Chappie – New Chappie – 4/5
It may have seemed that my interest in shibuya-kei had disappeared, but that's not really true. Given that it was a relatively small local scene limited to a single ward in Tokyo, Japan, there are simply a limited number of artists that sprung into existence, and even fewer that made enough of an impact for me to readily discover. And even of those that did grab my attention, many of which had long since disbanded leaving behind a legacy of just a handful of releases out of print for many years and simply impossible to obtain. Such was the case with this artist (which thanks to the folks at JpopSuki I finally managed to get my grubby mitts on), which I had discovered early on in my exploration, a creation of the design company 'Groovisions' named after their trademark doll (no, I'm not really sure how it all fits in) that makes use of their staff to provide the vocals.
Much of the way this manages to succeed is down to the manner in which its worked into the composition, it's frequently choral nature and focus on the boisterous electronic backing tone drawing the attention away from any nuances in the voice, the production work invested in creating a simple pitch-perfect melody with clearly defined transitions. The music of Chappie is – as you might expect from a collaborative effort – rather varied in its style, with an obvious tendency towards Shibuya-Kei, each track in this solitary effort demonstrates a glorious diversity from that which preceded it. Sadly, this fact doesn't come without its own set of problems. If you were expecting a great deal of coherency between the tracks on show you may come to be disappointed is much of it plays out like a collection of singles lumped together to form a release.
The result is nothing if not perhaps slightly inconsistent. With such a variety there are naturally some tracks to prefer over others; some tracks are kept short and snappy and you wish they'd revisit more often, whilst others sound rather more basic and simplistic and at times come close to overstaying their welcome. Then there's that track that sounds like it may well be a cover of the Jackson 5's “ABC” which is just plain bizarre and one that often finds itself being skipped, and yet despite this turbulent track listing there are far more diamonds than duds on display and whilst you might occasionally tune out for a sub-par track, it still manages to captivate my attention rather well.

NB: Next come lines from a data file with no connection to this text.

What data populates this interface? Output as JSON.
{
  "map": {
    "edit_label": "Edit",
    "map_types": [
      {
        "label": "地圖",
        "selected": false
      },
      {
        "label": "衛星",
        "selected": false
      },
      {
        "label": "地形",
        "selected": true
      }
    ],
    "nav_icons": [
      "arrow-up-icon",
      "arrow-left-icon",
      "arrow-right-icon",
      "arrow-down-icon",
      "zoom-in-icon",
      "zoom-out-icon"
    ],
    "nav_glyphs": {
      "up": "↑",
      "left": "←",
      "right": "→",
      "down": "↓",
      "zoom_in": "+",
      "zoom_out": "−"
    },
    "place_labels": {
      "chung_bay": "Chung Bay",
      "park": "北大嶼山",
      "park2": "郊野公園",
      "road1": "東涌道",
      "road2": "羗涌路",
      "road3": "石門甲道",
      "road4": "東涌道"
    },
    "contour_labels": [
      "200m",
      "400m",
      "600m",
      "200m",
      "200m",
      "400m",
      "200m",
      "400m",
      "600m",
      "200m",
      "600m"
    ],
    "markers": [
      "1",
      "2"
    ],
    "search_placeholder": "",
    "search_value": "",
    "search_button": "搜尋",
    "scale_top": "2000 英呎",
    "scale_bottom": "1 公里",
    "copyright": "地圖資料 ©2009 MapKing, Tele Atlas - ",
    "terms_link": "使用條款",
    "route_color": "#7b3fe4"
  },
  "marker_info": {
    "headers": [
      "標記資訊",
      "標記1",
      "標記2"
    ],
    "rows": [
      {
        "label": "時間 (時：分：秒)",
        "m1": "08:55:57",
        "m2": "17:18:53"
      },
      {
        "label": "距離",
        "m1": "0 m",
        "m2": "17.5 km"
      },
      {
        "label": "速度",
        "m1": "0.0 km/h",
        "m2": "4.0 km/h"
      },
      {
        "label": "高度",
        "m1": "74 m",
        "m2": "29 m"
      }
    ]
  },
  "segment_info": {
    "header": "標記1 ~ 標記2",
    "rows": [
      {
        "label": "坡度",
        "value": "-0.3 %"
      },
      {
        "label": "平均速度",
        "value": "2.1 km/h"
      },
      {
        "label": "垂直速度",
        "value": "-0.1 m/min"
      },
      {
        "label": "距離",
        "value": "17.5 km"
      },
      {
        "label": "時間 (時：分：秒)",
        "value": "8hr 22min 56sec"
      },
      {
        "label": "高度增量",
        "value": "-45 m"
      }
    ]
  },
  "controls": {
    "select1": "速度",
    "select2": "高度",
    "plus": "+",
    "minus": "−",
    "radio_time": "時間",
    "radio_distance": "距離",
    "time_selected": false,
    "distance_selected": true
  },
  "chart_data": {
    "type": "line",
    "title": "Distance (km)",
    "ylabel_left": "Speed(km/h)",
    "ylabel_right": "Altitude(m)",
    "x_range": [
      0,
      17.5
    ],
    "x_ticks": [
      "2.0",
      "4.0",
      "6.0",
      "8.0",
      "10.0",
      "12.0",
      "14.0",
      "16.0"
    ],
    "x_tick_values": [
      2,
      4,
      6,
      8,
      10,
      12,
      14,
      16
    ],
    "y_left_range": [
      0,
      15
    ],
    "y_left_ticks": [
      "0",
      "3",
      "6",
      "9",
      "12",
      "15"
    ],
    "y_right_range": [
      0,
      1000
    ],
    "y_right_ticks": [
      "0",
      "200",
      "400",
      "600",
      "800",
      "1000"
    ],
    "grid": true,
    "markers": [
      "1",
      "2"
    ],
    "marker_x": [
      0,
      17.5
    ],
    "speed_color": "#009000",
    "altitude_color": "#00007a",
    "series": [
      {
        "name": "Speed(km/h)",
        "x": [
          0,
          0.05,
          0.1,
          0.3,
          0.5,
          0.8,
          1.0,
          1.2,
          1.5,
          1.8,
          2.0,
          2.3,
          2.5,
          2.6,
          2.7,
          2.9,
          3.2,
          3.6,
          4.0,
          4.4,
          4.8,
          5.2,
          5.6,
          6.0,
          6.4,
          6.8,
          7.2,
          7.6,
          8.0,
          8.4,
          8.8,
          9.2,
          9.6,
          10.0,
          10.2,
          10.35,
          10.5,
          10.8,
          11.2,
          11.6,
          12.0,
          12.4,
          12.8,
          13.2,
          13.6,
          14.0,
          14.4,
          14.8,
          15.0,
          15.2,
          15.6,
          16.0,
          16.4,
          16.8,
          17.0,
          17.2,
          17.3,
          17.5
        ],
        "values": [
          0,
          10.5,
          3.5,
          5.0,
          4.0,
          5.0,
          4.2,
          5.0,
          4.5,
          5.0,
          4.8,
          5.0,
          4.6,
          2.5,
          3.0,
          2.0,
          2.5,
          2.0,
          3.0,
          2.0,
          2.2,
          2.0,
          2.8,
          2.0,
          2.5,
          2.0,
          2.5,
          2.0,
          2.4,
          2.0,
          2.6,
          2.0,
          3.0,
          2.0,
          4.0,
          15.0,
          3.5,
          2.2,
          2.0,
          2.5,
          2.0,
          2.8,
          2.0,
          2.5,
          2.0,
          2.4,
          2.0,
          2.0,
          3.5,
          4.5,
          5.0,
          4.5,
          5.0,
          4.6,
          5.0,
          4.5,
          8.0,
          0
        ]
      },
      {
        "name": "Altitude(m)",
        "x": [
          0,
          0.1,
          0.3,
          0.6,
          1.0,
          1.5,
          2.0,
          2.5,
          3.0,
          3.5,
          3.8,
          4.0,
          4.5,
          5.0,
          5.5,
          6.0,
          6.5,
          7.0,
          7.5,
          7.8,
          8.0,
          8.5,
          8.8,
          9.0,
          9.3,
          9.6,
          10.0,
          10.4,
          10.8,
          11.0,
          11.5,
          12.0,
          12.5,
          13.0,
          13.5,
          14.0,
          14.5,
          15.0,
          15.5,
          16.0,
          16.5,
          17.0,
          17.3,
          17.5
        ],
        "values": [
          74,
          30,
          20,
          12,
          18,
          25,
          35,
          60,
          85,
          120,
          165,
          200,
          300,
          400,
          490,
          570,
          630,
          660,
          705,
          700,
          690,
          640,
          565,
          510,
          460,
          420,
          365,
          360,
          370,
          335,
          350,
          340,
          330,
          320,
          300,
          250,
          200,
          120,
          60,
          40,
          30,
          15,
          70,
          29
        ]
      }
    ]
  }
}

Highlights: Welcome Morning, Track 5, The International Chappie's Cheer-leading Team